With 2021 at an end, perhaps now is the time to look back over some of the best books published during the year, and catch up on all those titles that we missed. Sarah’s Winman’s Still Life is a sweeping, joyful novel that begins in Tuscany in 1944, where a chance encounter between Evelyn, an art historian in her sixties, and Ulysses, a young British soldier, results in an enduring friendship that spans decades. Winman’s colourful ensemble of characters are created with such tender warmth and compassion, I think it’s the perfect book to start your year with and restore your faith in humanity.

A Doll’s House, by Henrik Ibsen (1879)


Mountain View

Autumnal Reading List

Drama can often get neglected amidst other forms of literature, but the start of a new year is the best time to step outside of your reading comfort zone and try a new genre. Set during a Norwegian Christmas in the 1870s, Henrik Ibsen’s A Doll’s House is often seen as a landmark work for its depiction of a married woman seeking independence and fulfilment beyond her family life. Whether or not Ibsen’s play truly ushered in a new social era, as many critics proclaimed, its powerful statement about the idealised nature of love still holds a striking relevance for us in 2022.

Empowered, by Vee Kativhu (2021)

In this remarkable memoir, education activist Vee Kativhu traces her journey from Zimbabwe to the UK, drawing on her own experiences of grief and hardship to inspire others to overcome adversity. She writes on a variety of topics, from staying motivated in the face of rejection to nurturing feelings of self-love.

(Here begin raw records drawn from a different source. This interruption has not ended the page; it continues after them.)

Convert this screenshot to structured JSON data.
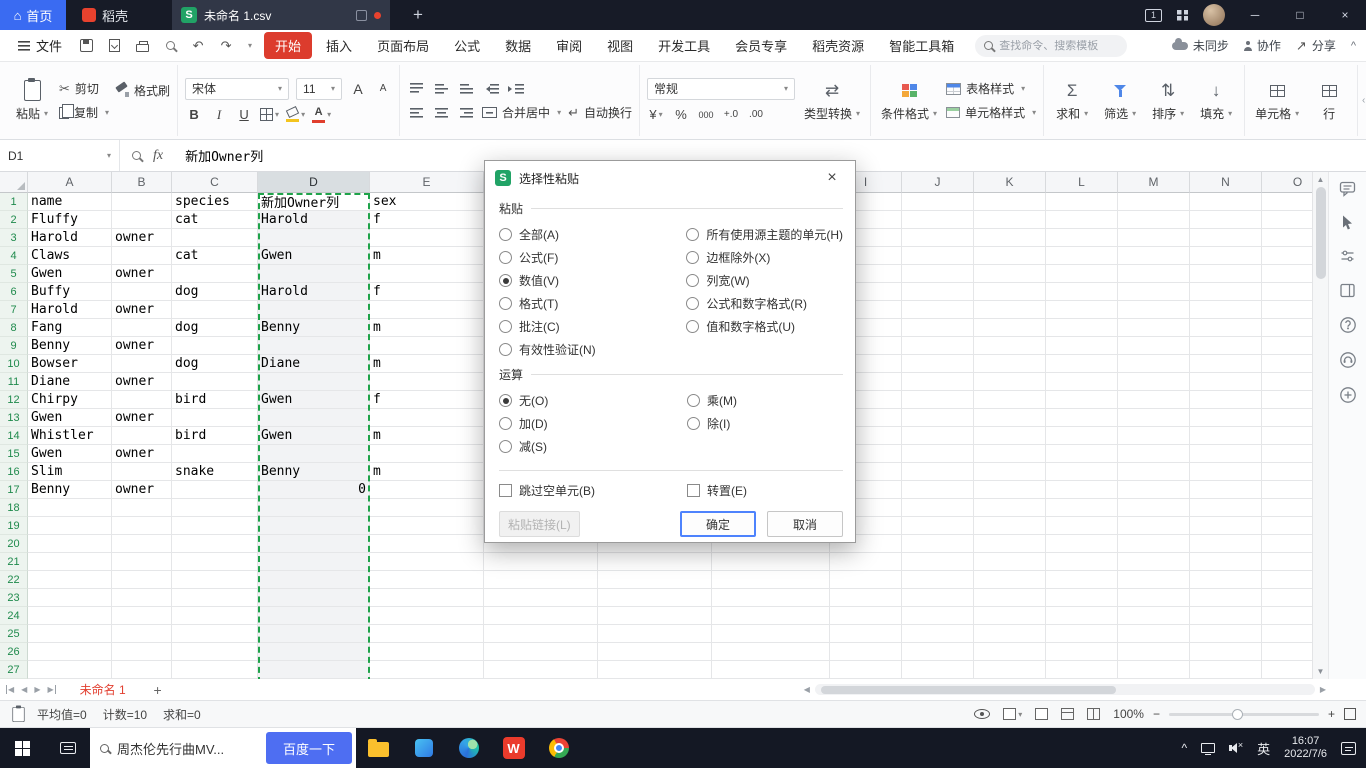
{
  "titlebar": {
    "home_label": "首页",
    "docer_label": "稻壳",
    "doc_tab_title": "未命名 1.csv"
  },
  "menubar": {
    "file_label": "文件",
    "tabs": [
      "开始",
      "插入",
      "页面布局",
      "公式",
      "数据",
      "审阅",
      "视图",
      "开发工具",
      "会员专享",
      "稻壳资源",
      "智能工具箱"
    ],
    "active_tab": "开始",
    "search_placeholder": "查找命令、搜索模板",
    "sync_label": "未同步",
    "collab_label": "协作",
    "share_label": "分享"
  },
  "toolbar": {
    "paste_label": "粘贴",
    "cut_label": "剪切",
    "copy_label": "复制",
    "format_painter_label": "格式刷",
    "font_name": "宋体",
    "font_size": "11",
    "merge_center_label": "合并居中",
    "wrap_text_label": "自动换行",
    "number_format": "常规",
    "type_convert_label": "类型转换",
    "conditional_format_label": "条件格式",
    "table_style_label": "表格样式",
    "cell_style_label": "单元格样式",
    "sum_label": "求和",
    "filter_label": "筛选",
    "sort_label": "排序",
    "fill_label": "填充",
    "cells_label": "单元格",
    "rows_label": "行"
  },
  "formula_bar": {
    "cell_ref": "D1",
    "fx_label": "fx",
    "content": "新加Owner列"
  },
  "grid": {
    "selected_column": "D",
    "active_cell": "D1",
    "row_count": 27,
    "columns": [
      "A",
      "B",
      "C",
      "D",
      "E",
      "F",
      "G",
      "H",
      "I",
      "J",
      "K",
      "L",
      "M",
      "N",
      "O"
    ],
    "rows": [
      {
        "n": 1,
        "cells": {
          "A": "name",
          "C": "species",
          "D": "新加Owner列",
          "E": "sex"
        }
      },
      {
        "n": 2,
        "cells": {
          "A": "Fluffy",
          "C": "cat",
          "D": "Harold",
          "E": "f"
        }
      },
      {
        "n": 3,
        "cells": {
          "A": "Harold",
          "B": "owner"
        }
      },
      {
        "n": 4,
        "cells": {
          "A": "Claws",
          "C": "cat",
          "D": "Gwen",
          "E": "m"
        }
      },
      {
        "n": 5,
        "cells": {
          "A": "Gwen",
          "B": "owner"
        }
      },
      {
        "n": 6,
        "cells": {
          "A": "Buffy",
          "C": "dog",
          "D": "Harold",
          "E": "f"
        }
      },
      {
        "n": 7,
        "cells": {
          "A": "Harold",
          "B": "owner"
        }
      },
      {
        "n": 8,
        "cells": {
          "A": "Fang",
          "C": "dog",
          "D": "Benny",
          "E": "m"
        }
      },
      {
        "n": 9,
        "cells": {
          "A": "Benny",
          "B": "owner"
        }
      },
      {
        "n": 10,
        "cells": {
          "A": "Bowser",
          "C": "dog",
          "D": "Diane",
          "E": "m"
        }
      },
      {
        "n": 11,
        "cells": {
          "A": "Diane",
          "B": "owner"
        }
      },
      {
        "n": 12,
        "cells": {
          "A": "Chirpy",
          "C": "bird",
          "D": "Gwen",
          "E": "f"
        }
      },
      {
        "n": 13,
        "cells": {
          "A": "Gwen",
          "B": "owner"
        }
      },
      {
        "n": 14,
        "cells": {
          "A": "Whistler",
          "C": "bird",
          "D": "Gwen",
          "E": "m"
        }
      },
      {
        "n": 15,
        "cells": {
          "A": "Gwen",
          "B": "owner"
        }
      },
      {
        "n": 16,
        "cells": {
          "A": "Slim",
          "C": "snake",
          "D": "Benny",
          "E": "m"
        }
      },
      {
        "n": 17,
        "cells": {
          "A": "Benny",
          "B": "owner",
          "D": "0"
        },
        "align": {
          "D": "right"
        }
      }
    ]
  },
  "dialog": {
    "title": "选择性粘贴",
    "groups": [
      {
        "label": "粘贴",
        "left": [
          {
            "label": "全部(A)",
            "selected": false
          },
          {
            "label": "公式(F)",
            "selected": false
          },
          {
            "label": "数值(V)",
            "selected": true
          },
          {
            "label": "格式(T)",
            "selected": false
          },
          {
            "label": "批注(C)",
            "selected": false
          },
          {
            "label": "有效性验证(N)",
            "selected": false
          }
        ],
        "right": [
          {
            "label": "所有使用源主题的单元(H)",
            "selected": false
          },
          {
            "label": "边框除外(X)",
            "selected": false
          },
          {
            "label": "列宽(W)",
            "selected": false
          },
          {
            "label": "公式和数字格式(R)",
            "selected": false
          },
          {
            "label": "值和数字格式(U)",
            "selected": false
          }
        ]
      },
      {
        "label": "运算",
        "left": [
          {
            "label": "无(O)",
            "selected": true
          },
          {
            "label": "加(D)",
            "selected": false
          },
          {
            "label": "减(S)",
            "selected": false
          }
        ],
        "right": [
          {
            "label": "乘(M)",
            "selected": false
          },
          {
            "label": "除(I)",
            "selected": false
          }
        ]
      }
    ],
    "checkboxes": [
      {
        "label": "跳过空单元(B)",
        "checked": false
      },
      {
        "label": "转置(E)",
        "checked": false
      }
    ],
    "buttons": [
      {
        "label": "粘贴链接(L)",
        "disabled": true
      },
      {
        "label": "确定",
        "primary": true
      },
      {
        "label": "取消"
      }
    ]
  },
  "sheet_bar": {
    "sheet_name": "未命名 1"
  },
  "status_bar": {
    "stats": [
      "平均值=0",
      "计数=10",
      "求和=0"
    ],
    "zoom_level": "100%"
  },
  "taskbar": {
    "search_text": "周杰伦先行曲MV...",
    "search_button_label": "百度一下",
    "ime_label": "英",
    "time": "16:07",
    "date": "2022/7/6"
  },
  "icons": {
    "home": "⌂",
    "dropdown": "▾",
    "new_tab": "+",
    "minimize": "─",
    "maximize": "□",
    "close": "×",
    "undo": "↶",
    "redo": "↷",
    "cut": "✂",
    "sum": "Σ",
    "currency": "¥",
    "percent": "%",
    "thousands": "000",
    "add_decimal": "+.0",
    "remove_decimal": ".00",
    "type_convert": "⇄",
    "sort": "⇅",
    "fill": "↓",
    "wrap": "↵",
    "share": "↗",
    "chevron_up": "^",
    "collapse_left": "‹",
    "s_logo": "S",
    "window_badge": "1",
    "wps_w": "W",
    "bold": "B",
    "italic": "I",
    "underline": "U",
    "font_color": "A",
    "grow_font": "A",
    "shrink_font": "A",
    "scroll_up": "▲",
    "scroll_down": "▼",
    "nav_prev": "◀",
    "nav_next": "▶",
    "zoom_minus": "−",
    "zoom_plus": "+"
  },
  "colors": {
    "titlebar_bg": "#171b27",
    "active_menu_tab_red": "#dc3c2d",
    "wps_green": "#21a366",
    "selection_green": "#1fa34a",
    "primary_button_blue": "#4e83fd",
    "baidu_blue": "#4e6ef2",
    "home_button_blue": "#3a6bf2",
    "sheet_tab_red": "#e23f30"
  }
}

True to its name, this book will leave you feeling really inspired about the year to come.